In two years, Tennessee will replace its TCAP (the Tennessee Comprehensive Assessment Program) exam with PARCC (Partnership for Assessment of Readiness for College and Career), which portends higher performance standards for students and teachers. Tennessee’s current system does not produce many students who could meet the new measures of college and career readiness, the state performs below 44 states in eighth-grade math proficiency, and revised math instruction aligned to the new standards is designed to impart the math-reasoning skills students will use in work and in life.

The new teacher training is premised on the need for sophisticated content knowledge to help students grasp math at a deeper level. Focusing on the process of problem solving will develop critical-thinking skills instead of memorization. The PARCC math assessments promise to be a big improvement over the current assessment. Featuring fewer multiple choice questions, the new assessments will have more word problems that demand explanations demonstrating student mastery of underlying concepts. The three-week training sessions will be replicated next year for instructors of English-language arts.
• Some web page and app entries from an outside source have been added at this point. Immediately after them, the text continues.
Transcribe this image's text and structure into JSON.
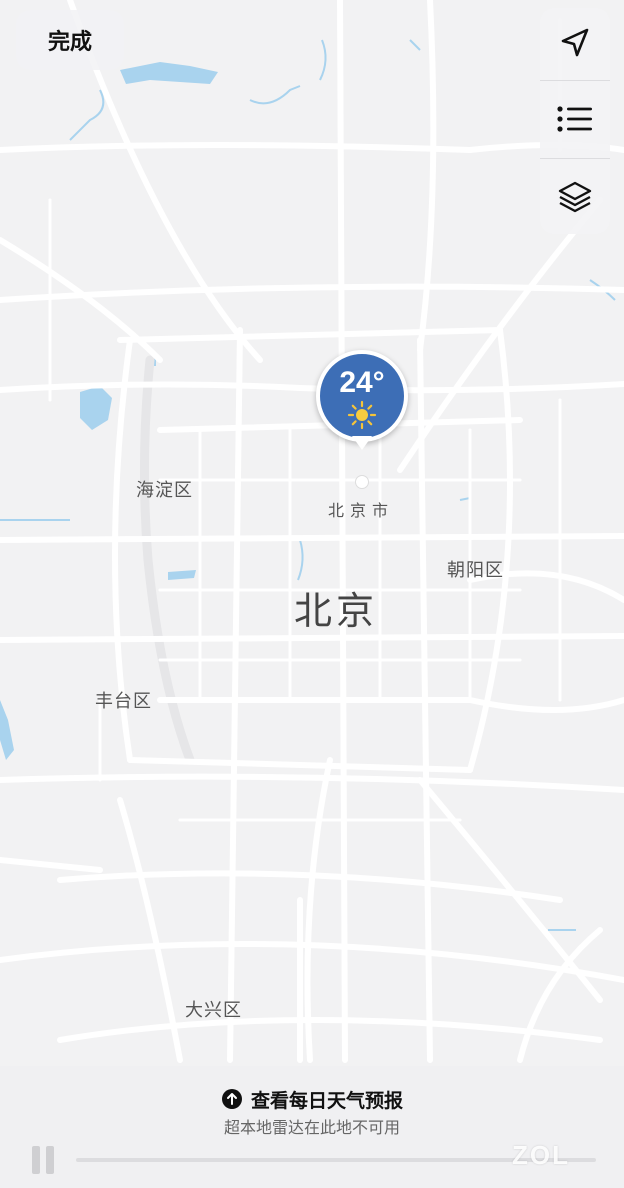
{
  "toolbar": {
    "done_label": "完成"
  },
  "controls": [
    {
      "name": "location-arrow-icon"
    },
    {
      "name": "list-icon"
    },
    {
      "name": "layers-icon"
    }
  ],
  "weather_pin": {
    "temperature": "24°",
    "condition_icon": "sun-icon"
  },
  "map": {
    "city_label": "北京",
    "city_marker_label": "北京市",
    "districts": {
      "haidian": "海淀区",
      "chaoyang": "朝阳区",
      "fengtai": "丰台区",
      "daxing": "大兴区"
    },
    "colors": {
      "background": "#f2f2f3",
      "road": "#ffffff",
      "water": "#a9d3ee",
      "pin": "#3d6eb6"
    }
  },
  "bottom": {
    "forecast_label": "查看每日天气预报",
    "radar_note": "超本地雷达在此地不可用"
  },
  "watermark": "ZOL"
}
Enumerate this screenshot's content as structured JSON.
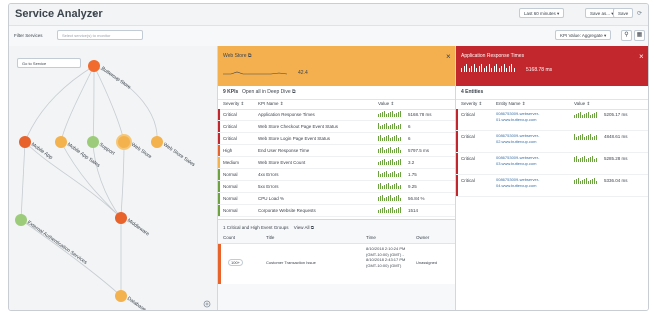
{
  "header": {
    "title": "Service Analyzer",
    "time_range": "Last 60 minutes",
    "save_as": "Save as...",
    "save": "Save"
  },
  "filter": {
    "label": "Filter Services",
    "placeholder": "Select service(s) to monitor",
    "aggregate": "KPI Value: Aggregate"
  },
  "tree": {
    "goto_placeholder": "Go to Service",
    "nodes": [
      {
        "label": "Buttercup Store",
        "color": "#f26b2e"
      },
      {
        "label": "Mobile App",
        "color": "#e8622c"
      },
      {
        "label": "Mobile App Sales",
        "color": "#f3b24d"
      },
      {
        "label": "Support",
        "color": "#9ccc7a"
      },
      {
        "label": "Web Store",
        "color": "#f3b24d"
      },
      {
        "label": "Web Store Sales",
        "color": "#f3b24d"
      },
      {
        "label": "External Authentication Services",
        "color": "#9ccc7a"
      },
      {
        "label": "Middleware",
        "color": "#e8622c"
      },
      {
        "label": "Database",
        "color": "#f3b24d"
      }
    ]
  },
  "webstore": {
    "title": "Web Store",
    "value": "42.4",
    "color": "#f4b04f",
    "kpi_count": "9 KPIs",
    "open_all": "Open all in Deep Dive",
    "columns": [
      "Severity",
      "KPI Name",
      "Value"
    ],
    "rows": [
      {
        "severity": "Critical",
        "name": "Application Response Times",
        "value": "5168.78 ms",
        "sevcolor": "#c1272d"
      },
      {
        "severity": "Critical",
        "name": "Web Store Checkout Page Event Status",
        "value": "6",
        "sevcolor": "#c1272d"
      },
      {
        "severity": "Critical",
        "name": "Web Store Login Page Event Status",
        "value": "6",
        "sevcolor": "#c1272d"
      },
      {
        "severity": "High",
        "name": "End User Response Time",
        "value": "5797.5 ms",
        "sevcolor": "#e8622c"
      },
      {
        "severity": "Medium",
        "name": "Web Store Event Count",
        "value": "3.2",
        "sevcolor": "#f3b24d"
      },
      {
        "severity": "Normal",
        "name": "4xx Errors",
        "value": "1.75",
        "sevcolor": "#6ca23f"
      },
      {
        "severity": "Normal",
        "name": "5xx Errors",
        "value": "9.25",
        "sevcolor": "#6ca23f"
      },
      {
        "severity": "Normal",
        "name": "CPU Load %",
        "value": "56.84 %",
        "sevcolor": "#6ca23f"
      },
      {
        "severity": "Normal",
        "name": "Corporate Website Requests",
        "value": "1514",
        "sevcolor": "#6ca23f"
      }
    ],
    "events_label": "1 Critical and High Event Groups",
    "view_all": "View All",
    "event_columns": [
      "Count",
      "Title",
      "Time",
      "Owner"
    ],
    "event": {
      "count": "100+",
      "title": "Customer Transaction Issue",
      "time": "8/10/2018 2:10:24 PM (GMT-10:00) (GMT) - 8/10/2018 2:43:17 PM (GMT-10:00) (GMT)",
      "owner": "Unassigned"
    }
  },
  "app": {
    "title": "Application Response Times",
    "value": "5168.78 ms",
    "color": "#c1272d",
    "entity_count": "4 Entities",
    "columns": [
      "Severity",
      "Entity Name",
      "Value"
    ],
    "rows": [
      {
        "severity": "Critical",
        "name": "0086753009-webserver-01.www.buttercup.com",
        "value": "5205.17 ms"
      },
      {
        "severity": "Critical",
        "name": "0086753009-webserver-02.www.buttercup.com",
        "value": "4848.61 ms"
      },
      {
        "severity": "Critical",
        "name": "0086753009-webserver-03.www.buttercup.com",
        "value": "5285.28 ms"
      },
      {
        "severity": "Critical",
        "name": "0086753009-webserver-04.www.buttercup.com",
        "value": "5336.04 ms"
      }
    ]
  },
  "icons": {
    "refresh": "refresh-icon",
    "pencil": "pencil-icon",
    "close": "close-icon",
    "layout": "layout-icon",
    "grid": "grid-icon"
  }
}
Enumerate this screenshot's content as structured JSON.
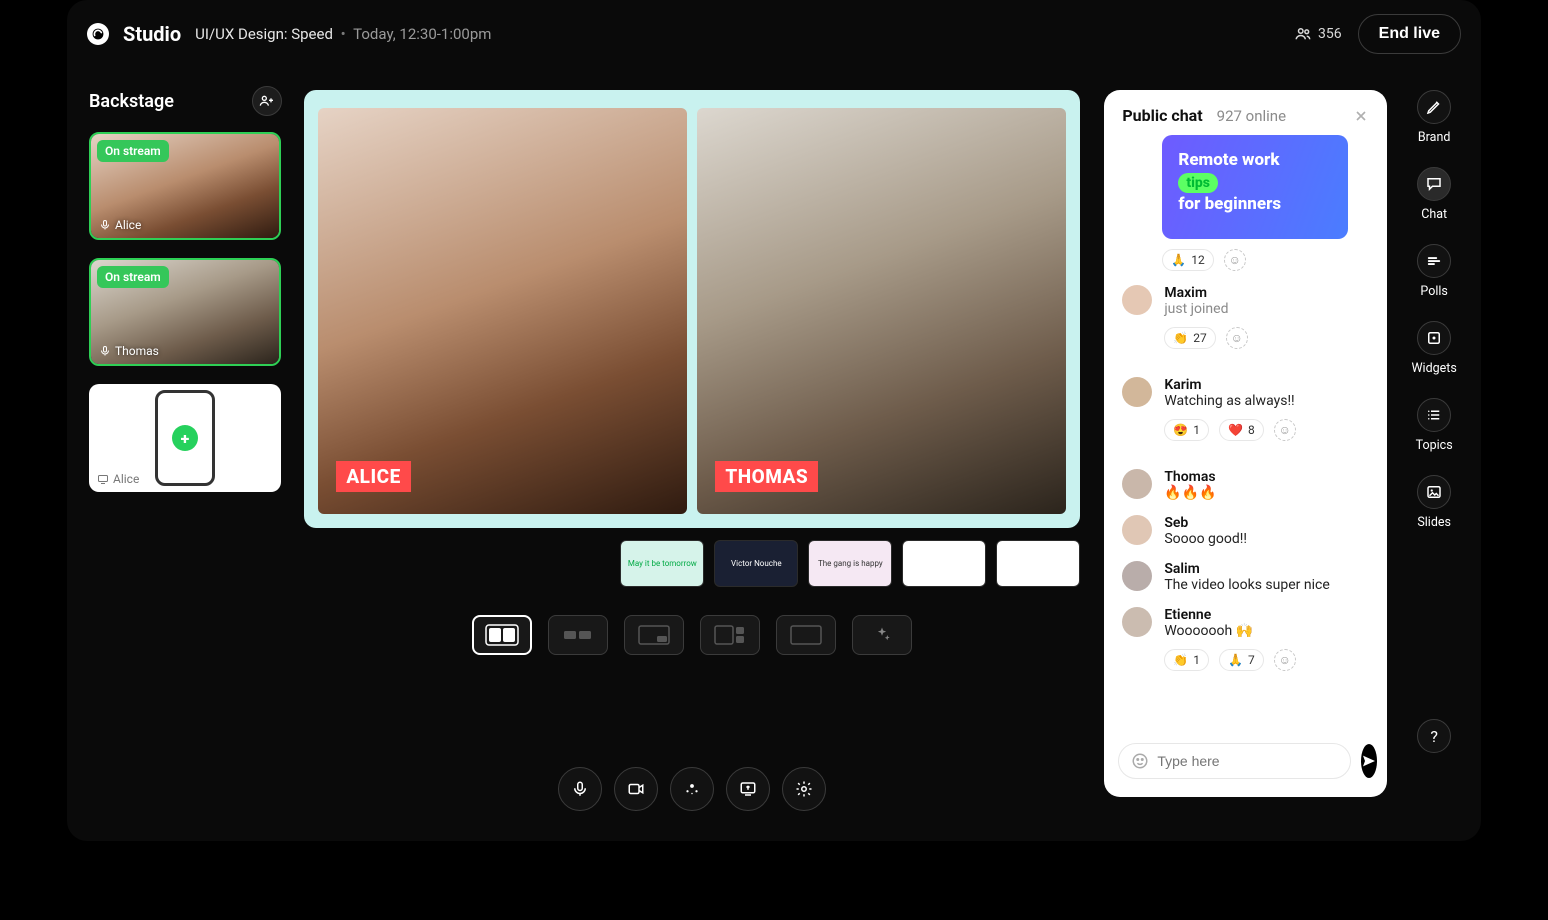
{
  "header": {
    "brand": "Studio",
    "session_title": "UI/UX Design: Speed",
    "session_time": "Today, 12:30-1:00pm",
    "viewers": "356",
    "end_live": "End live"
  },
  "backstage": {
    "title": "Backstage",
    "on_stream_label": "On stream",
    "items": [
      {
        "name": "Alice",
        "on_stream": true,
        "mic": true
      },
      {
        "name": "Thomas",
        "on_stream": true,
        "mic": true
      },
      {
        "name": "Alice",
        "on_stream": false,
        "screen": true
      }
    ]
  },
  "stage": {
    "feeds": [
      {
        "label": "ALICE"
      },
      {
        "label": "THOMAS"
      }
    ],
    "scenes": [
      {
        "label": "May it be tomorrow"
      },
      {
        "label": "Victor Nouche"
      },
      {
        "label": "The gang is happy"
      },
      {
        "label": ""
      },
      {
        "label": ""
      }
    ]
  },
  "chat": {
    "title": "Public chat",
    "online": "927 online",
    "promo": {
      "line1": "Remote work",
      "chip": "tips",
      "line2": "for beginners"
    },
    "promo_reacts": [
      {
        "emoji": "🙏",
        "count": "12"
      }
    ],
    "messages": [
      {
        "who": "Maxim",
        "text": "just joined",
        "muted": true,
        "reacts": [
          {
            "emoji": "👏",
            "count": "27"
          }
        ]
      },
      {
        "who": "Karim",
        "text": "Watching as always!!",
        "reacts": [
          {
            "emoji": "😍",
            "count": "1"
          },
          {
            "emoji": "❤️",
            "count": "8"
          }
        ]
      },
      {
        "who": "Thomas",
        "text": "🔥🔥🔥"
      },
      {
        "who": "Seb",
        "text": "Soooo good!!"
      },
      {
        "who": "Salim",
        "text": "The video looks super nice"
      },
      {
        "who": "Etienne",
        "text": "Wooooooh 🙌",
        "reacts": [
          {
            "emoji": "👏",
            "count": "1"
          },
          {
            "emoji": "🙏",
            "count": "7"
          }
        ]
      }
    ],
    "placeholder": "Type here"
  },
  "rail": [
    {
      "label": "Brand",
      "icon": "pencil"
    },
    {
      "label": "Chat",
      "icon": "chat",
      "active": true
    },
    {
      "label": "Polls",
      "icon": "poll"
    },
    {
      "label": "Widgets",
      "icon": "widget"
    },
    {
      "label": "Topics",
      "icon": "list"
    },
    {
      "label": "Slides",
      "icon": "image"
    }
  ],
  "avatar_colors": [
    "#e5c8b4",
    "#d2b79a",
    "#c9b7aa",
    "#e0c7b5",
    "#b9adaa",
    "#cbbcb0"
  ]
}
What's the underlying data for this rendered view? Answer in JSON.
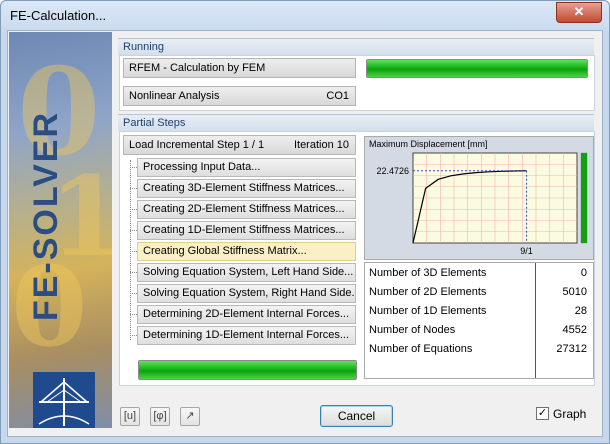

Tennessee is not the only jurisdiction initiating teacher training on Common Core. This past June, the California Office to Reform Education assembled teachers and administrators from its eight member school districts, divided by grade and subject, over two-and-a-half days to study then formulate their own “performance assessment tasks.” CORE’s Summer Design Institute assignments called on teachers’ creativity and skill as teams crafted word problems to measure student knowledge on equivalent fractions, for example. Designing the assessments gauges teacher knowledge, sparks the notion that students need to be task oriented in order to problem solve, and encourages teachers to adjust learning to meet student needs that performance assessments reveal. Performance assessments created at the Summer Institute will debut in classrooms this fall, while California’s new math curriculum will premiere in November 2013.

Collaboration among districts is a small-scale version of CORE’s vision to tap, through partnerships, the expertise of other states that are further along with their Common Core preparation. Such partnerships enable jurisdictions to share resources, ameliorating some of the budgetary constraints that might otherwise impede the effective preparation of teachers for the new standards. CORE plans to make a collective library of performance assessments available online.

Ultimately, it will be up to school leaders to transform the way teachers teach. An atmosphere of collegial collaboration, coupled with professional evaluation and feedback, will help teachers develop the skill and mindset to teach all kids to a new standard.

Anneliese M. Bruner